Terry McAteer: Elsie the Cow has been put out to pasture
Two of America’s largest dairies, Borden’s and Land-O-Lakes, have recently filed for bankruptcy. The state of the American dairy farmer is dire.
The days of milk mustache campaigns and slogans like “Happy Cows From California,” which added to our love affair with Guernseys and Holsteins, is in serious jeopardy.
Green Bay Packer fans, also known as “cheeseheads” may make you think that most cheese and milk comes from Wisconsin. The reality is that California is the nation’s largest producer of milk but the slow demise of the milk industry is affecting our local family farms throughout the Golden State. Last year alone, over 2,700 family dairy farms nationwide went out of business.
Milk consumption is down over 50% per capita since the 1960s. Urban childhood residents, like myself, remember the milkman’s truck chock full of milk, cottage cheese, eggs, cream and butter with his weekly door-to-door deliveries. Local Nevada County folks remember Gallino Dairy, formerly located where the current day Gold-N-Green Equipment Rental Shop sits on Railroad Avenue in Grass Valley. In those days, the average American consumed over 250 pints of milk a year.
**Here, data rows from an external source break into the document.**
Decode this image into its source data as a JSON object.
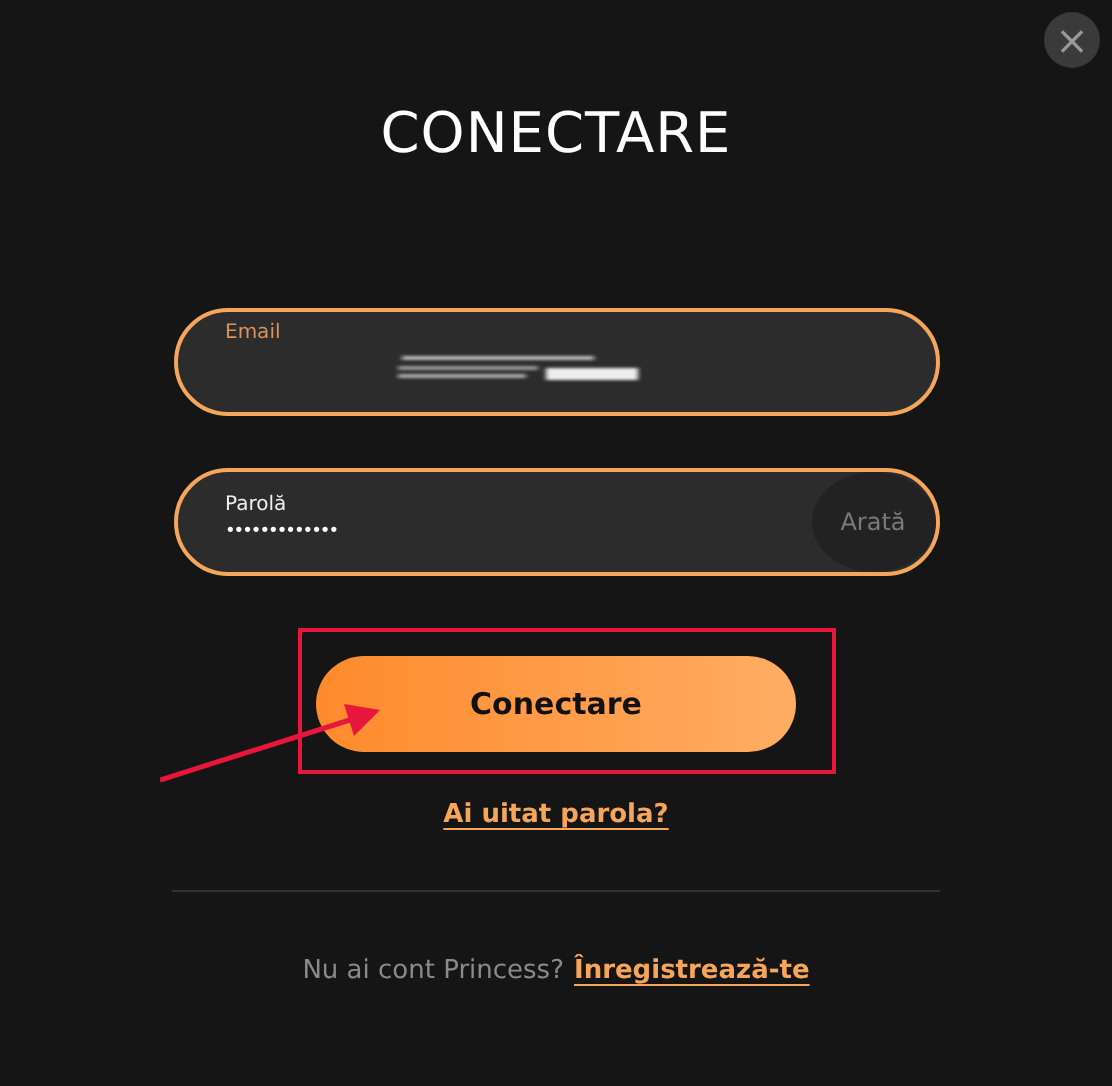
{
  "dialog": {
    "title": "CONECTARE",
    "close_button": "×"
  },
  "email_field": {
    "label": "Email",
    "redacted": true
  },
  "password_field": {
    "label": "Parolă",
    "value": "•••••••••••••",
    "show_button": "Arată"
  },
  "submit_button": {
    "label": "Conectare",
    "highlighted": true
  },
  "forgot_link": "Ai uitat parola?",
  "footer": {
    "text": "Nu ai cont Princess?",
    "link": "Înregistrează-te"
  }
}
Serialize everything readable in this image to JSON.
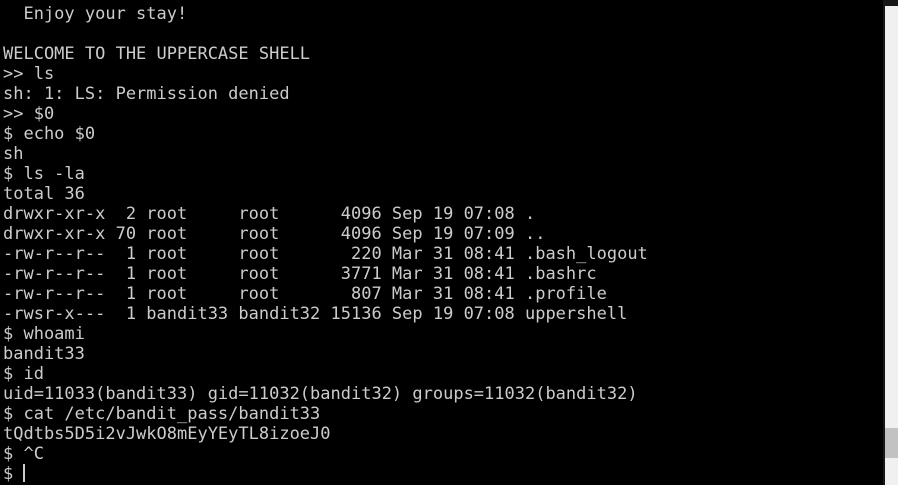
{
  "terminal": {
    "lines": [
      "  Enjoy your stay!",
      "",
      "WELCOME TO THE UPPERCASE SHELL",
      ">> ls",
      "sh: 1: LS: Permission denied",
      ">> $0",
      "$ echo $0",
      "sh",
      "$ ls -la",
      "total 36",
      "drwxr-xr-x  2 root     root      4096 Sep 19 07:08 .",
      "drwxr-xr-x 70 root     root      4096 Sep 19 07:09 ..",
      "-rw-r--r--  1 root     root       220 Mar 31 08:41 .bash_logout",
      "-rw-r--r--  1 root     root      3771 Mar 31 08:41 .bashrc",
      "-rw-r--r--  1 root     root       807 Mar 31 08:41 .profile",
      "-rwsr-x---  1 bandit33 bandit32 15136 Sep 19 07:08 uppershell",
      "$ whoami",
      "bandit33",
      "$ id",
      "uid=11033(bandit33) gid=11032(bandit32) groups=11032(bandit32)",
      "$ cat /etc/bandit_pass/bandit33",
      "tQdtbs5D5i2vJwkO8mEyYEyTL8izoeJ0",
      "$ ^C"
    ],
    "prompt": "$ "
  },
  "colors": {
    "background": "#000000",
    "text": "#cccccc",
    "scrollbar_track": "#f0f0f0",
    "scrollbar_thumb": "#c2c2c2"
  }
}
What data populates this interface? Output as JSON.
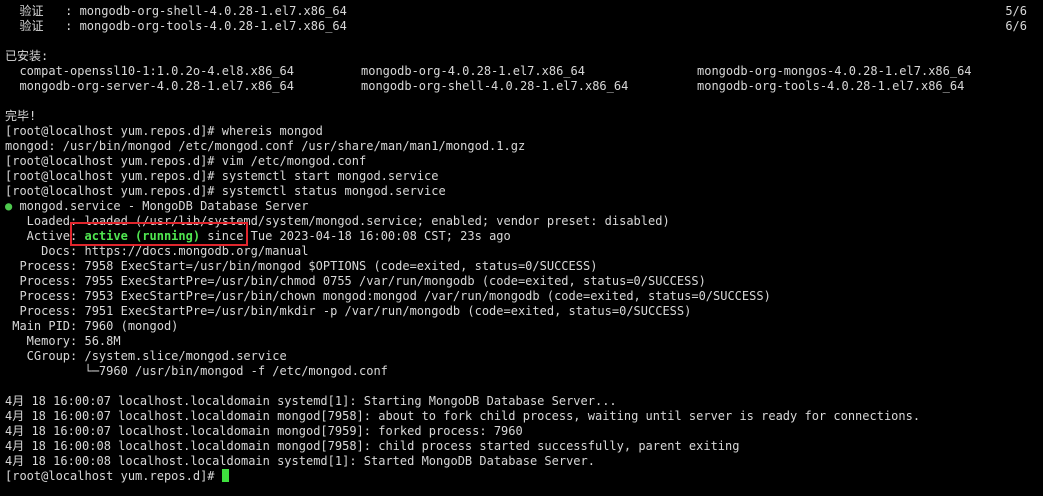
{
  "verify_lines": [
    {
      "label": "  验证   ",
      "package": ": mongodb-org-shell-4.0.28-1.el7.x86_64",
      "progress": "5/6"
    },
    {
      "label": "  验证   ",
      "package": ": mongodb-org-tools-4.0.28-1.el7.x86_64",
      "progress": "6/6"
    }
  ],
  "installed_header": "已安装:",
  "installed_rows": [
    [
      "  compat-openssl10-1:1.0.2o-4.el8.x86_64",
      "mongodb-org-4.0.28-1.el7.x86_64",
      "mongodb-org-mongos-4.0.28-1.el7.x86_64"
    ],
    [
      "  mongodb-org-server-4.0.28-1.el7.x86_64",
      "mongodb-org-shell-4.0.28-1.el7.x86_64",
      "mongodb-org-tools-4.0.28-1.el7.x86_64"
    ]
  ],
  "done": "完毕!",
  "commands": [
    "[root@localhost yum.repos.d]# whereis mongod",
    "mongod: /usr/bin/mongod /etc/mongod.conf /usr/share/man/man1/mongod.1.gz",
    "[root@localhost yum.repos.d]# vim /etc/mongod.conf",
    "[root@localhost yum.repos.d]# systemctl start mongod.service",
    "[root@localhost yum.repos.d]# systemctl status mongod.service"
  ],
  "status": {
    "bullet": "●",
    "unit_line": " mongod.service - MongoDB Database Server",
    "loaded": "   Loaded: loaded (/usr/lib/systemd/system/mongod.service; enabled; vendor preset: disabled)",
    "active_prefix": "   Active: ",
    "active_state": "active (running)",
    "active_suffix": " since Tue 2023-04-18 16:00:08 CST; 23s ago",
    "details": [
      "     Docs: https://docs.mongodb.org/manual",
      "  Process: 7958 ExecStart=/usr/bin/mongod $OPTIONS (code=exited, status=0/SUCCESS)",
      "  Process: 7955 ExecStartPre=/usr/bin/chmod 0755 /var/run/mongodb (code=exited, status=0/SUCCESS)",
      "  Process: 7953 ExecStartPre=/usr/bin/chown mongod:mongod /var/run/mongodb (code=exited, status=0/SUCCESS)",
      "  Process: 7951 ExecStartPre=/usr/bin/mkdir -p /var/run/mongodb (code=exited, status=0/SUCCESS)",
      " Main PID: 7960 (mongod)",
      "   Memory: 56.8M",
      "   CGroup: /system.slice/mongod.service",
      "           └─7960 /usr/bin/mongod -f /etc/mongod.conf"
    ]
  },
  "journal": [
    "4月 18 16:00:07 localhost.localdomain systemd[1]: Starting MongoDB Database Server...",
    "4月 18 16:00:07 localhost.localdomain mongod[7958]: about to fork child process, waiting until server is ready for connections.",
    "4月 18 16:00:07 localhost.localdomain mongod[7959]: forked process: 7960",
    "4月 18 16:00:08 localhost.localdomain mongod[7958]: child process started successfully, parent exiting",
    "4月 18 16:00:08 localhost.localdomain systemd[1]: Started MongoDB Database Server."
  ],
  "prompt": "[root@localhost yum.repos.d]# ",
  "colors": {
    "background": "#000000",
    "text": "#d8d8d8",
    "active": "#50e650",
    "highlight_border": "#e0262d",
    "cursor": "#3ee03e"
  }
}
My mother ingrained in me that milk was essential for strong bones and muscles. This meant milk on my cereal in the morning, a carton of milk at school for lunch and a huge glass or two of milk over dinner.
What would cookies be without milk? What would a peanut butter and jelly sandwich be without milk?
With the rise of lactose intolerance and concerns over milk’s hormone additives, many consumers have shied away from dairy products leading to the rise in alternatives. Sales are booming for non-dairy alternatives. Almond milk, the largest in the category, has more than one billion annually in U.S. sales and is growing at a 10% rate.
Milk consumption, according to a 2010 USDA report, shows that all age groups are below what is recommended for a healthy diet. The study concludes that the rise in soda and sport drink consumption has replaced milk, especially during lunch and dinner meals.
The only bright light for the dairy industry has been the rise in the demand for butter as the consumer has ended its romance with margarine. The plight of the dairy farmer has also been exacerbated due to improved production methods, which has “Elsie” producing 20% more milk than a decade ago. To add salt to the farmer’s wounds, 16% of American milk products were exported, mainly to China and Mexico, but due to the recent trade war our milk exports have been sharply reduced. These two factors have led to falling milk prices due to a glut of milk on the market.
While it might be easy for the auto industry to cut back on production when a glut of cars are on the market, the dairy farmer does not have that luxury. The cows need to be fed and milked twice a day. The profit margin for the family dairy farm is just pennies these days which is why so many are throwing in the towel.
The demise of the family dairy farm, many of which have been in existence for generations, is just one more chapter in the changing landscape of America.
Terry McAteer is a member of The Union Editorial Board. His views are his own and do not represent the views of The Union or its editorial board members. Contact him at email@example.com.
Connect with needs and opportunities from
Get immediate access to organizations and people in our area that need your help or can provide help during the Coronavirus crisis.
Start a dialogue, stay on topic and be civil.
If you don't follow the rules, your comment may be deleted.